■ INSTRUCTIONS FOR THE TASK
Produce a verbatim copy of the following records, leaving out all pictures.

[Saved entries]
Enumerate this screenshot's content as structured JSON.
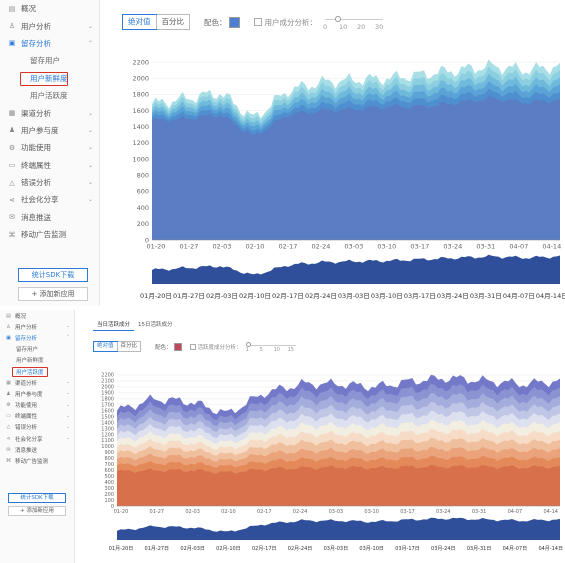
{
  "top": {
    "sidebar": {
      "items": [
        {
          "label": "概况",
          "icon": "bar-chart-icon"
        },
        {
          "label": "用户分析",
          "icon": "user-icon"
        },
        {
          "label": "留存分析",
          "icon": "retention-icon",
          "active": true
        },
        {
          "label": "留存用户",
          "sub": true
        },
        {
          "label": "用户新鲜度",
          "sub": true,
          "selected": true
        },
        {
          "label": "用户活跃度",
          "sub": true
        },
        {
          "label": "渠道分析",
          "icon": "channel-icon"
        },
        {
          "label": "用户参与度",
          "icon": "participation-icon"
        },
        {
          "label": "功能使用",
          "icon": "function-icon"
        },
        {
          "label": "终端属性",
          "icon": "terminal-icon"
        },
        {
          "label": "错误分析",
          "icon": "warning-icon"
        },
        {
          "label": "社会化分享",
          "icon": "share-icon"
        },
        {
          "label": "消息推送",
          "icon": "push-icon"
        },
        {
          "label": "移动广告监测",
          "icon": "ad-monitor-icon"
        }
      ],
      "sdk_button": "统计SDK下载",
      "add_button": "+ 添加新应用"
    },
    "toolbar": {
      "seg_absolute": "绝对值",
      "seg_percent": "百分比",
      "color_label": "配色：",
      "checkbox_label": "用户成分分析：",
      "slider_ticks": [
        "0",
        "10",
        "20",
        "30"
      ]
    },
    "colors": {
      "swatch": "#4d7fd0",
      "accent": "#2b7bd6",
      "highlight": "#d8322c"
    },
    "chart_data": {
      "type": "area",
      "stacked": true,
      "x": [
        "01-20",
        "01-27",
        "02-03",
        "02-10",
        "02-17",
        "02-24",
        "03-03",
        "03-10",
        "03-17",
        "03-24",
        "03-31",
        "04-07",
        "04-14"
      ],
      "yticks": [
        0,
        200,
        400,
        600,
        800,
        1000,
        1200,
        1400,
        1600,
        1800,
        2000,
        2200
      ],
      "ylim": [
        0,
        2250
      ],
      "total_approx": [
        1680,
        1750,
        1820,
        1500,
        1850,
        1950,
        1980,
        2000,
        2050,
        2100,
        2150,
        2100,
        2150
      ],
      "base_approx": [
        1480,
        1500,
        1550,
        1280,
        1550,
        1600,
        1620,
        1650,
        1650,
        1700,
        1750,
        1700,
        1730
      ],
      "layer_colors": [
        "#5b7dc4",
        "#4f8fcf",
        "#5aa3d6",
        "#6fbadc",
        "#8ccfe0",
        "#a8dfe6"
      ],
      "brush_labels": [
        "01月-20日",
        "01月-27日",
        "02月-03日",
        "02月-10日",
        "02月-17日",
        "02月-24日",
        "03月-03日",
        "03月-10日",
        "03月-17日",
        "03月-24日",
        "03月-31日",
        "04月-07日",
        "04月-14日"
      ]
    }
  },
  "bottom": {
    "tabs": [
      "当日活跃成分",
      "15日活跃成分"
    ],
    "sidebar": {
      "items": [
        {
          "label": "概况",
          "icon": "bar-chart-icon"
        },
        {
          "label": "用户分析",
          "icon": "user-icon"
        },
        {
          "label": "留存分析",
          "icon": "retention-icon",
          "active": true
        },
        {
          "label": "留存用户",
          "sub": true
        },
        {
          "label": "用户新鲜度",
          "sub": true
        },
        {
          "label": "用户活跃度",
          "sub": true,
          "selected": true
        },
        {
          "label": "渠道分析",
          "icon": "channel-icon"
        },
        {
          "label": "用户参与度",
          "icon": "participation-icon"
        },
        {
          "label": "功能使用",
          "icon": "function-icon"
        },
        {
          "label": "终端属性",
          "icon": "terminal-icon"
        },
        {
          "label": "错误分析",
          "icon": "warning-icon"
        },
        {
          "label": "社会化分享",
          "icon": "share-icon"
        },
        {
          "label": "消息推送",
          "icon": "push-icon"
        },
        {
          "label": "移动广告监测",
          "icon": "ad-monitor-icon"
        }
      ],
      "sdk_button": "统计SDK下载",
      "add_button": "+ 添加新应用"
    },
    "toolbar": {
      "seg_absolute": "绝对值",
      "seg_percent": "百分比",
      "color_label": "配色：",
      "checkbox_label": "活跃度成分分析：",
      "slider_ticks": [
        "1",
        "5",
        "10",
        "15"
      ]
    },
    "colors": {
      "swatch": "#c04a5a"
    },
    "chart_data": {
      "type": "area",
      "stacked": true,
      "x": [
        "01-20",
        "01-27",
        "02-03",
        "02-10",
        "02-17",
        "02-24",
        "03-03",
        "03-10",
        "03-17",
        "03-24",
        "03-31",
        "04-07",
        "04-14"
      ],
      "yticks": [
        0,
        100,
        200,
        300,
        400,
        500,
        600,
        700,
        800,
        900,
        1000,
        1100,
        1200,
        1300,
        1400,
        1500,
        1600,
        1700,
        1800,
        1900,
        2000,
        2100,
        2200
      ],
      "ylim": [
        0,
        2250
      ],
      "total_approx": [
        1600,
        1800,
        1750,
        1550,
        1900,
        2050,
        2050,
        2000,
        2100,
        2150,
        2100,
        2050,
        2100
      ],
      "base_approx": [
        580,
        600,
        600,
        560,
        620,
        640,
        650,
        640,
        660,
        660,
        660,
        650,
        660
      ],
      "layer_colors": [
        "#d8714b",
        "#e48a5a",
        "#eaa37a",
        "#f0c09e",
        "#f6dcc6",
        "#f3eee2",
        "#dde0ef",
        "#c0c6e6",
        "#a5addd",
        "#8b93d2",
        "#7379c8"
      ],
      "brush_labels": [
        "01月-20日",
        "01月-27日",
        "02月-03日",
        "02月-10日",
        "02月-17日",
        "02月-24日",
        "03月-03日",
        "03月-10日",
        "03月-17日",
        "03月-24日",
        "03月-31日",
        "04月-07日",
        "04月-14日"
      ]
    }
  }
}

■ SOLUTION TO THE PROBLEM
Enumerate this screenshot's content as structured JSON.
{
  "top": {
    "sidebar": {
      "items": [
        {
          "label": "概况",
          "icon": "bar-chart-icon"
        },
        {
          "label": "用户分析",
          "icon": "user-icon"
        },
        {
          "label": "留存分析",
          "icon": "retention-icon",
          "active": true
        },
        {
          "label": "留存用户",
          "sub": true
        },
        {
          "label": "用户新鲜度",
          "sub": true,
          "selected": true
        },
        {
          "label": "用户活跃度",
          "sub": true
        },
        {
          "label": "渠道分析",
          "icon": "channel-icon"
        },
        {
          "label": "用户参与度",
          "icon": "participation-icon"
        },
        {
          "label": "功能使用",
          "icon": "function-icon"
        },
        {
          "label": "终端属性",
          "icon": "terminal-icon"
        },
        {
          "label": "错误分析",
          "icon": "warning-icon"
        },
        {
          "label": "社会化分享",
          "icon": "share-icon"
        },
        {
          "label": "消息推送",
          "icon": "push-icon"
        },
        {
          "label": "移动广告监测",
          "icon": "ad-monitor-icon"
        }
      ],
      "sdk_button": "统计SDK下载",
      "add_button": "+ 添加新应用"
    },
    "toolbar": {
      "seg_absolute": "绝对值",
      "seg_percent": "百分比",
      "color_label": "配色：",
      "checkbox_label": "用户成分分析：",
      "slider_ticks": [
        "0",
        "10",
        "20",
        "30"
      ]
    },
    "colors": {
      "swatch": "#4d7fd0",
      "accent": "#2b7bd6",
      "highlight": "#d8322c"
    },
    "chart_data": {
      "type": "area",
      "stacked": true,
      "x": [
        "01-20",
        "01-27",
        "02-03",
        "02-10",
        "02-17",
        "02-24",
        "03-03",
        "03-10",
        "03-17",
        "03-24",
        "03-31",
        "04-07",
        "04-14"
      ],
      "yticks": [
        0,
        200,
        400,
        600,
        800,
        1000,
        1200,
        1400,
        1600,
        1800,
        2000,
        2200
      ],
      "ylim": [
        0,
        2250
      ],
      "total_approx": [
        1680,
        1750,
        1820,
        1500,
        1850,
        1950,
        1980,
        2000,
        2050,
        2100,
        2150,
        2100,
        2150
      ],
      "base_approx": [
        1480,
        1500,
        1550,
        1280,
        1550,
        1600,
        1620,
        1650,
        1650,
        1700,
        1750,
        1700,
        1730
      ],
      "layer_colors": [
        "#5b7dc4",
        "#4f8fcf",
        "#5aa3d6",
        "#6fbadc",
        "#8ccfe0",
        "#a8dfe6"
      ],
      "brush_labels": [
        "01月-20日",
        "01月-27日",
        "02月-03日",
        "02月-10日",
        "02月-17日",
        "02月-24日",
        "03月-03日",
        "03月-10日",
        "03月-17日",
        "03月-24日",
        "03月-31日",
        "04月-07日",
        "04月-14日"
      ]
    }
  },
  "bottom": {
    "tabs": [
      "当日活跃成分",
      "15日活跃成分"
    ],
    "sidebar": {
      "items": [
        {
          "label": "概况",
          "icon": "bar-chart-icon"
        },
        {
          "label": "用户分析",
          "icon": "user-icon"
        },
        {
          "label": "留存分析",
          "icon": "retention-icon",
          "active": true
        },
        {
          "label": "留存用户",
          "sub": true
        },
        {
          "label": "用户新鲜度",
          "sub": true
        },
        {
          "label": "用户活跃度",
          "sub": true,
          "selected": true
        },
        {
          "label": "渠道分析",
          "icon": "channel-icon"
        },
        {
          "label": "用户参与度",
          "icon": "participation-icon"
        },
        {
          "label": "功能使用",
          "icon": "function-icon"
        },
        {
          "label": "终端属性",
          "icon": "terminal-icon"
        },
        {
          "label": "错误分析",
          "icon": "warning-icon"
        },
        {
          "label": "社会化分享",
          "icon": "share-icon"
        },
        {
          "label": "消息推送",
          "icon": "push-icon"
        },
        {
          "label": "移动广告监测",
          "icon": "ad-monitor-icon"
        }
      ],
      "sdk_button": "统计SDK下载",
      "add_button": "+ 添加新应用"
    },
    "toolbar": {
      "seg_absolute": "绝对值",
      "seg_percent": "百分比",
      "color_label": "配色：",
      "checkbox_label": "活跃度成分分析：",
      "slider_ticks": [
        "1",
        "5",
        "10",
        "15"
      ]
    },
    "colors": {
      "swatch": "#c04a5a"
    },
    "chart_data": {
      "type": "area",
      "stacked": true,
      "x": [
        "01-20",
        "01-27",
        "02-03",
        "02-10",
        "02-17",
        "02-24",
        "03-03",
        "03-10",
        "03-17",
        "03-24",
        "03-31",
        "04-07",
        "04-14"
      ],
      "yticks": [
        0,
        100,
        200,
        300,
        400,
        500,
        600,
        700,
        800,
        900,
        1000,
        1100,
        1200,
        1300,
        1400,
        1500,
        1600,
        1700,
        1800,
        1900,
        2000,
        2100,
        2200
      ],
      "ylim": [
        0,
        2250
      ],
      "total_approx": [
        1600,
        1800,
        1750,
        1550,
        1900,
        2050,
        2050,
        2000,
        2100,
        2150,
        2100,
        2050,
        2100
      ],
      "base_approx": [
        580,
        600,
        600,
        560,
        620,
        640,
        650,
        640,
        660,
        660,
        660,
        650,
        660
      ],
      "layer_colors": [
        "#d8714b",
        "#e48a5a",
        "#eaa37a",
        "#f0c09e",
        "#f6dcc6",
        "#f3eee2",
        "#dde0ef",
        "#c0c6e6",
        "#a5addd",
        "#8b93d2",
        "#7379c8"
      ],
      "brush_labels": [
        "01月-20日",
        "01月-27日",
        "02月-03日",
        "02月-10日",
        "02月-17日",
        "02月-24日",
        "03月-03日",
        "03月-10日",
        "03月-17日",
        "03月-24日",
        "03月-31日",
        "04月-07日",
        "04月-14日"
      ]
    }
  }
}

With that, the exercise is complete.